As we all prepare to self-isolate, Luxury London picks some of our favourite, era-defining films set in the capital. Predictably, Richard Curtis and Hugh Grant clear up
Lock, Stock and Two Smoking Barrels (1998)
“You could choke a dozen donkeys on that! And you’re haggling over one hundred pound? What d’you do when you’re not buying stereos, Nick? Finance revolutions?”
Lock, Stock and Two Smoking Barrels, Guy Ritchie’s first and finest feature film, just gets better with age. A sharp, stylish insight into London’s gritty underworld, the film made a household name of its director and kick-started the acting careers of ex-driver Jason Statham and a former footballer by the name by Vinnie Jones – who proved he could be just as intimidating on screen as he was on the pitch. Witty, pacey and packed full of poster-worthy one-liners – “If the milk turns out to be sour, I ain’t the kind of pussy to drink it. You know what I mean, Nick?” – Lock, Stock and Two Smoking Barrels is the best British gangster flick of the past quarter-century – know what I mean, Nick?
Chosen by Richard Brown, editorial director
About a Boy (2002)
Having invented a son to impress single mum Rachel (Rachel Weisz), wealthy bachelor Will Freeman (Hugh Grant) faces a conundrum when she invites him, and his fictional child Ned, to a playdate. Enlisting the help of misfit teenager Marcus (Nicholas Holt), Will unwittingly enters into a relationship that forms the basis of this coming-of-age tale, which touches on themes of friendship, suicide and teenage anxiety. In Nick Hornby’s original novel, the story is set in Islington, but the film adaptation is shot across the capital, with Will’s apartment located in Clerkenwell, his local supermarket in Richmond, his hair salon in Westbourne Grove and his favourite restaurants (Otto Dining Lounge and Hakkasan) in Maida Vale and Hanway Place respectively. And let’s not forget Regent’s Park, the scene of Marcus’s accidental crime involving a duck and a stale loaf of bread…
2019 Mostly British film fest in S.F. features an anniversary “Four Weddings and a Funeral” party and screening.
Are you a big fan of the Hugh Grant-Andie MacDowell romantic charmer “Four Weddings and a Funeral”? If so, RSVP pronto and come out to toast the 25th anniversary of Mike Newell’s film.
The Feb. 16 champagne and cookies reception is part of the Mostly British Film Festival, an annual celebration of films from Britain, Ireland, Australia, India and South Africa. The “Wedding” party pops its cork at 5:30 p.m. at the Laureate Bar and Lounge, 444 Presidio Ave., in San Francisco, and is followed by a 6 p.m. screening of the romantic comedy classic at the Vogue Theatre

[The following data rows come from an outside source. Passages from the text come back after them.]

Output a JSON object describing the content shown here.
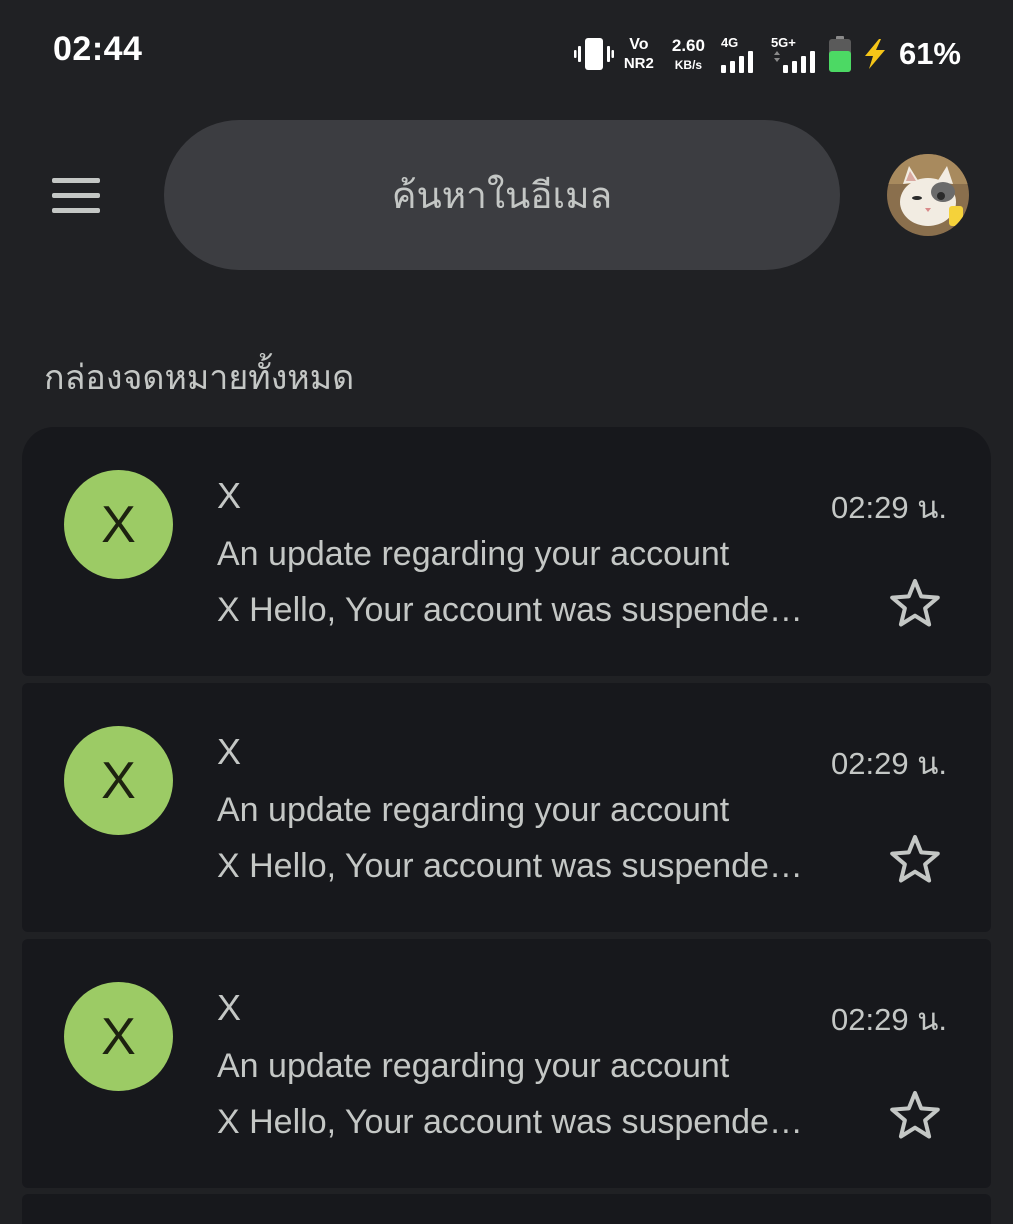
{
  "status_bar": {
    "time": "02:44",
    "volte_top": "Vo",
    "volte_bottom": "NR2",
    "speed_value": "2.60",
    "speed_unit": "KB/s",
    "network_1": "4G",
    "network_2": "5G+",
    "battery": "61%",
    "icons": [
      "vibrate-icon",
      "signal-icon",
      "battery-icon",
      "charging-bolt-icon"
    ]
  },
  "app_bar": {
    "menu_icon": "hamburger-menu-icon",
    "search_placeholder": "ค้นหาในอีเมล",
    "avatar_icon": "account-avatar"
  },
  "section": {
    "label": "กล่องจดหมายทั้งหมด"
  },
  "emails": [
    {
      "avatar_letter": "X",
      "sender": "X",
      "time": "02:29 น.",
      "subject": "An update regarding your account",
      "snippet": "X Hello, Your account was suspende…",
      "starred": false
    },
    {
      "avatar_letter": "X",
      "sender": "X",
      "time": "02:29 น.",
      "subject": "An update regarding your account",
      "snippet": "X Hello, Your account was suspende…",
      "starred": false
    },
    {
      "avatar_letter": "X",
      "sender": "X",
      "time": "02:29 น.",
      "subject": "An update regarding your account",
      "snippet": "X Hello, Your account was suspende…",
      "starred": false
    }
  ],
  "colors": {
    "background": "#202124",
    "card": "#17181c",
    "search_bar": "#3c3d41",
    "sender_avatar": "#9ccb65",
    "battery_fill": "#4cd964",
    "bolt": "#f5c518"
  }
}
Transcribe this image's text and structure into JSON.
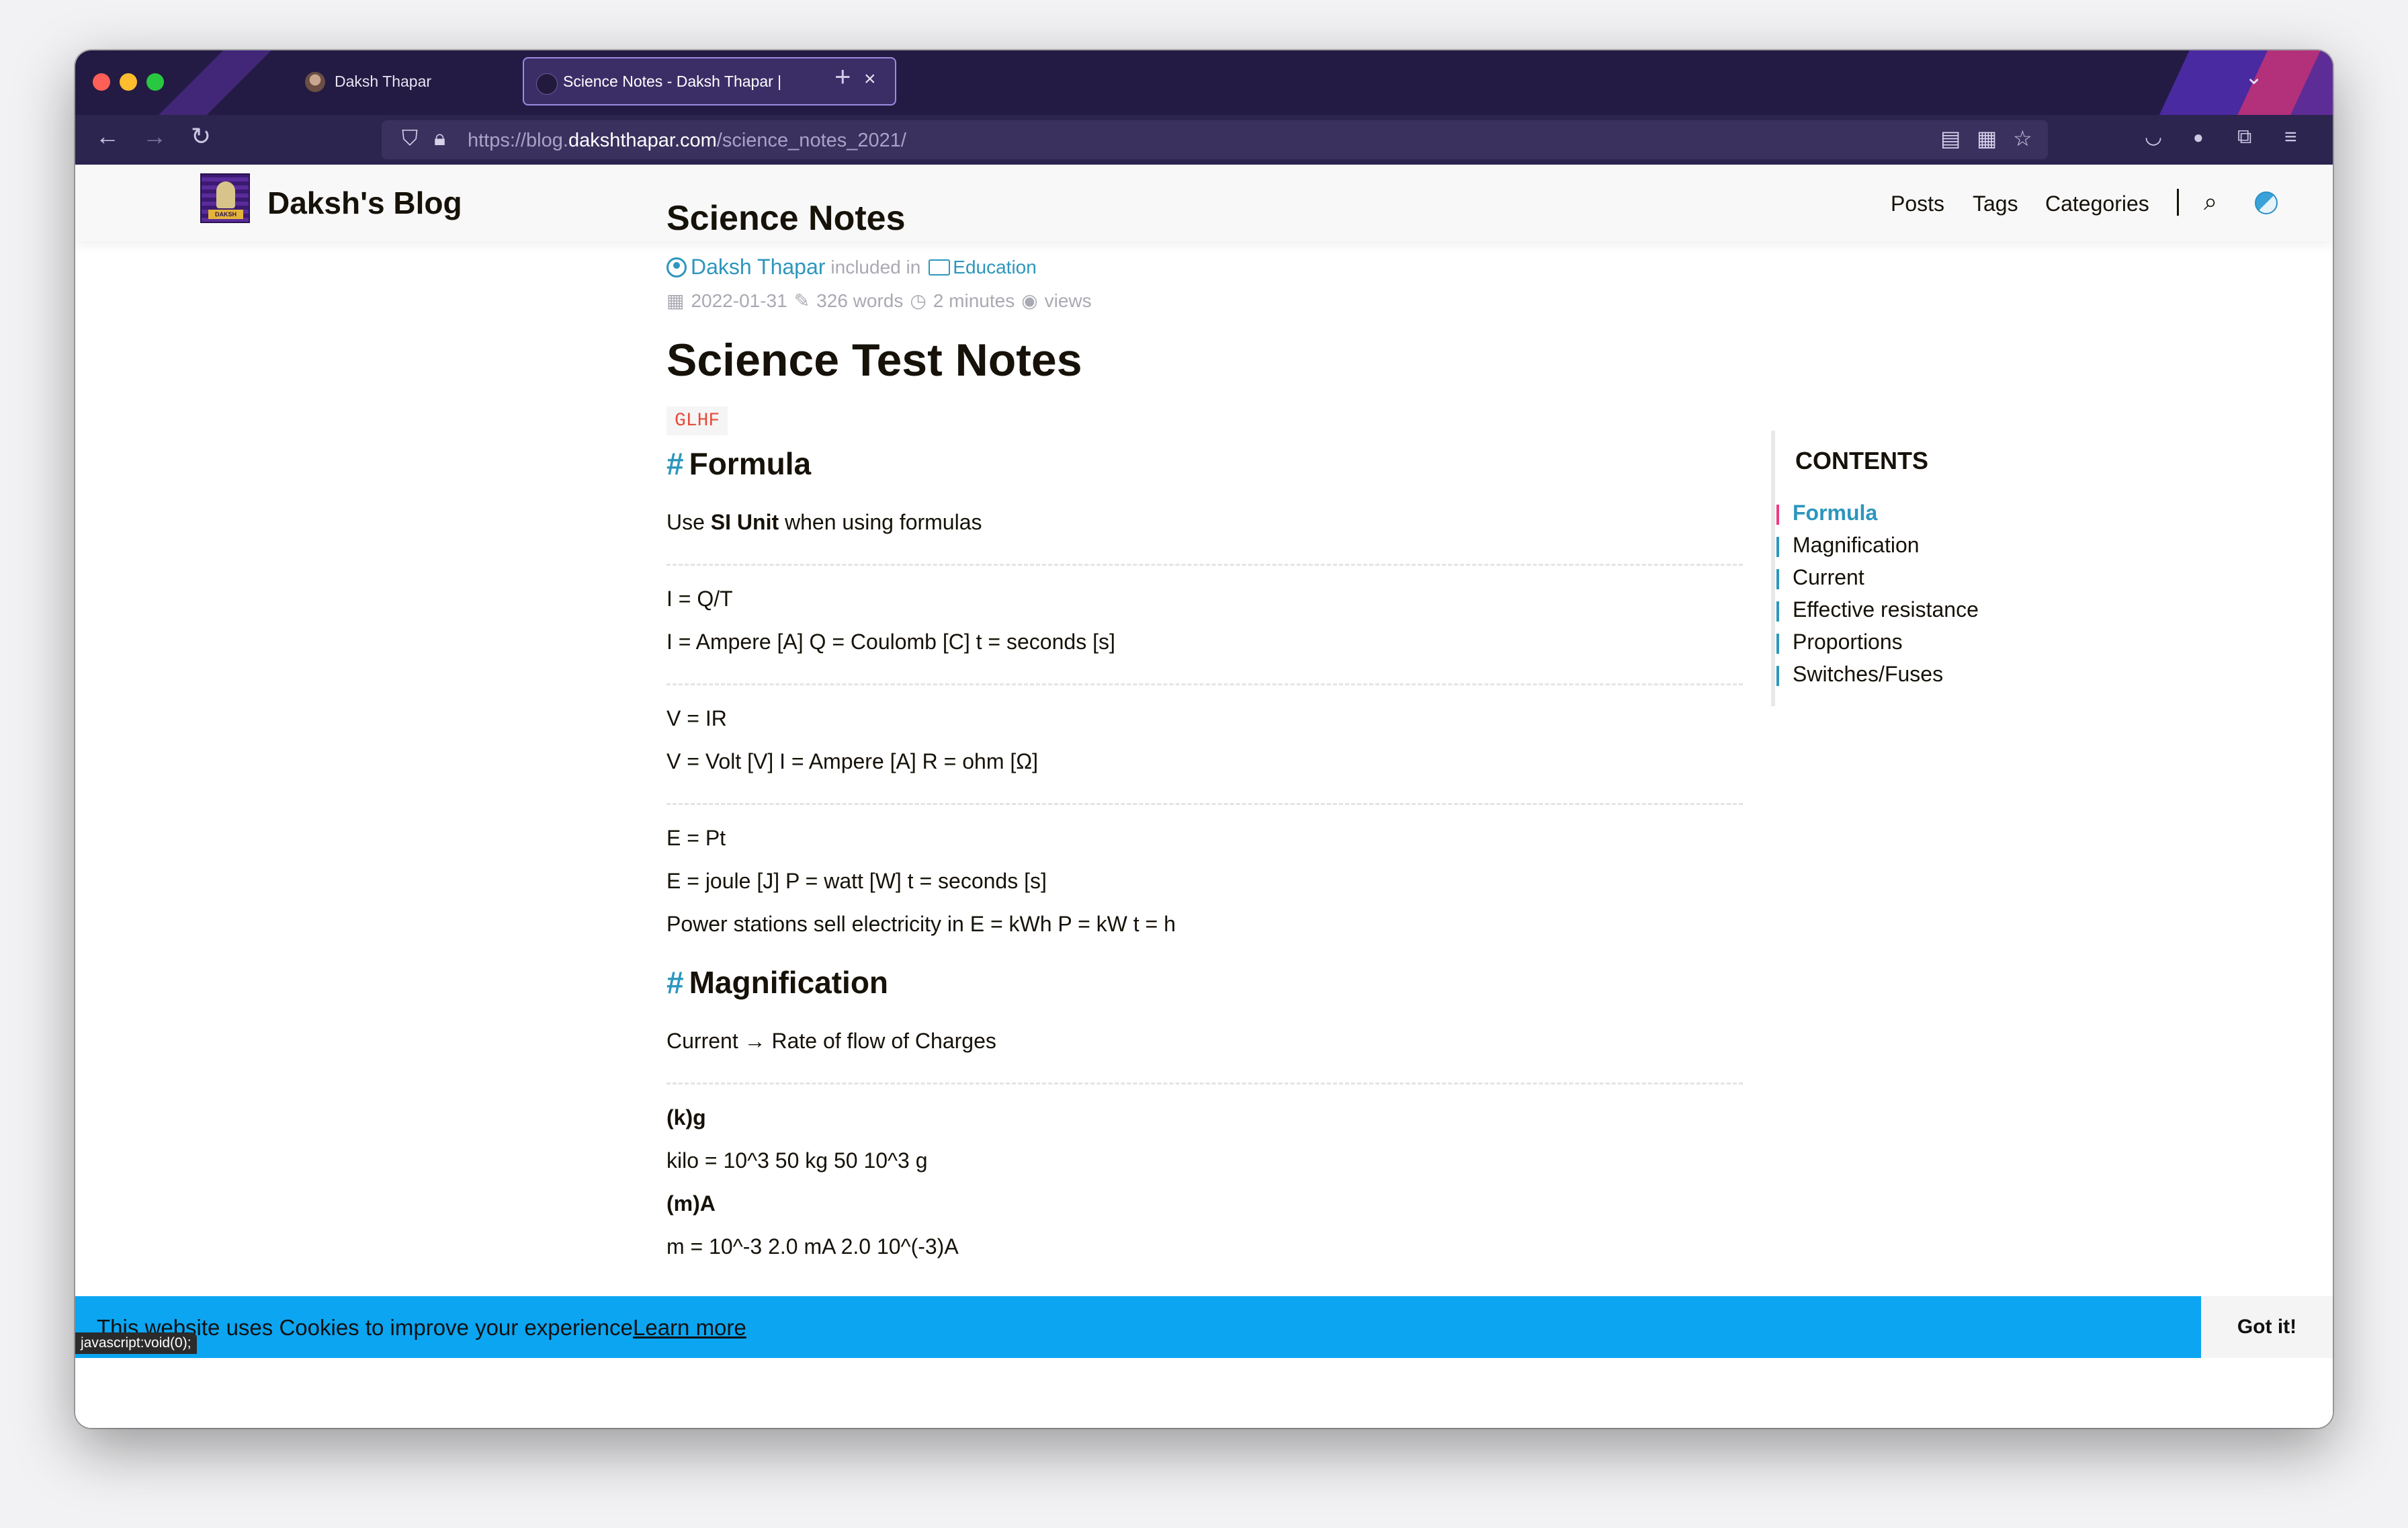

This year’s fest bubbles over with many worthwhile films, including the entertaining documentary “My Generation.” Michael Caine serves as a welcoming narrator and guide through David Batty’s colorful first-person accounts of the rebellious ’60s in England. Roger Daltrey, Paul McCartney and Twiggy are a few of the featured celebs recalling that raucous and creative period. It screens 3:45 p.m. Feb. 16 at the Vogue
Original cast to reunite for short film directed by Mike Newell and scripted by Richard Curtis, 25 years after release of groundbreaking comedy
Hugh Grant, Andie MacDowell, Kristin Scott Thomas and Rowan Atkinson are among the stars confirmed to take part in a short Four Weddings and a Funeral sequel to be screened in the UK on Red Nose Day 2019.
The film, which will be directed by the original’s Mike Newell, and scripted by original screenwriter Richard Curtis, takes place 25 years after the events of the original and features yet more nuptials.
Says Curtis: “We’re all definitely older – I suspect no wiser. It’s been really enjoyable working out what’s happened to all the characters – and now they get back together for the fifth wedding. Where, as usual, not everything will go as planned.”
The top five Christmas movies to boost your festive spirit
We get it, Christmas can be stressful. Even the most organized of people can feel overwhelmed – and when your to-do list is longer than your arm, it can be difficult to get into the Christmas spirit. The solution? You need a night at home, glass of mulled wine in hand, and a Christmas movie on the TV…Despite the fact that British film Love Actually was never really supposed to be a Christmas movie (find out more about that here), it’s become tradition to watch it every time December rolls around (or November, depending on how festive you’re feeling). Featuring eight or nine subplots, a brilliant soundtrack and a host of respected actors, the pressure of a big budget means it could easily have been a disaster. Instead, it turned out to be 136 minutes of uplifting, heart-warming soppiness. We love it.
Is it just me? I thought Love Actually sucked. What do you think?